Poor parenting skills are often implicated when a child’s behavior runs amok. However, new research suggests poor parenting is not the reason for an increase in problem behavior among teenagers.
Nevertheless, a new set of skills is necessary for successful parenting in the 21st century.
As any parent knows, the pace of life is fast as mobile phones and the Internet have transformed the means by which kids communicate and form relationships.
Additionally, graduation from high school does not dissolve responsibility as children need assistance for rising college and graduate school tuition.
A team led by Professor Frances Gardner from the Department of Social Policy and Social Work at the University of Oxford set out to determine if declining parenting skills were associated with teen behavior.
Their findings show that differences in parenting according to family structure and income have actually narrowed over the last 25 years.
However, the task of parenting is changing and could be getting increasingly stressful, particularly for some groups.
Parents and teenagers are choosing to spend more quality time together than 25 years ago, with 70 percent of young people regularly spending time with their mothers in 2006 compared to 62 percent in 1986. For fathers, the figure had increased from 47 percent to 52 percent.
This research follows a Nuffield-funded study in 2004, which identified an increase in both adolescent conduct and emotional problems over the last 25 years.

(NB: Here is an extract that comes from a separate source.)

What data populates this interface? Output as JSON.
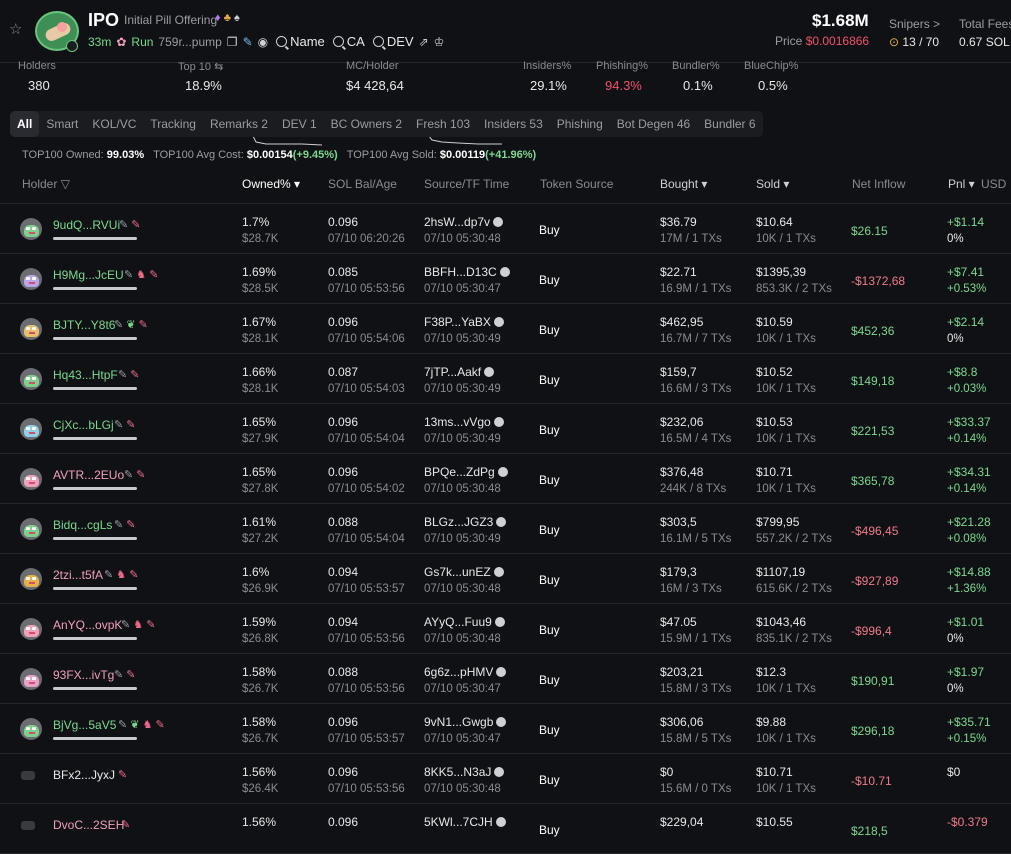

Despite the rise, this latest study shows that today’s parents are more likely to know where their teenage children are and what they are doing than their 1980s equivalents.
The proportion asking what their children were doing has increased from 47 percent in 1986 to 66 percent in 2006.
The research team found no evidence for declining standards of parenting overall.
Differences in the monitoring of teenage children, according to family type and income, have narrowed.
For example in 1994, 14– and 15-year-olds from single parent families were more likely to be out late without their parents knowing where compared with two parent families, but by 2005 this difference had disappeared.
Professor Gardner said: “We found no evidence for declining standards of parenting overall, and this leads us to believe this factor does not generally explain the rise in problem behavior.”
For example, the proportion of parents from the most economically disadvantaged group who reported symptoms of depression and anxiety had increased by more than 50 percent between 1986 and 2006.
The research highlights a different set of challenges for parents compared with 25 years ago. Young people now are reliant on their parents for longer, with higher proportions of 20– to 24-year-olds living with their parents.
“Today’s parents have had to develop skills that are significantly different and arguably more complex than 25 years ago, and this could be increasing the stress involved in parenting,” Professor Gardner said.
The research, commissioned by the Nuffield Foundation for a briefing paper, Time trends in parenting and outcomes for young people, was authored by Dr. Ann Hagell, Head of the Nuffield Foundation’s Changing Adolescence Programme.
Source: University of Oxford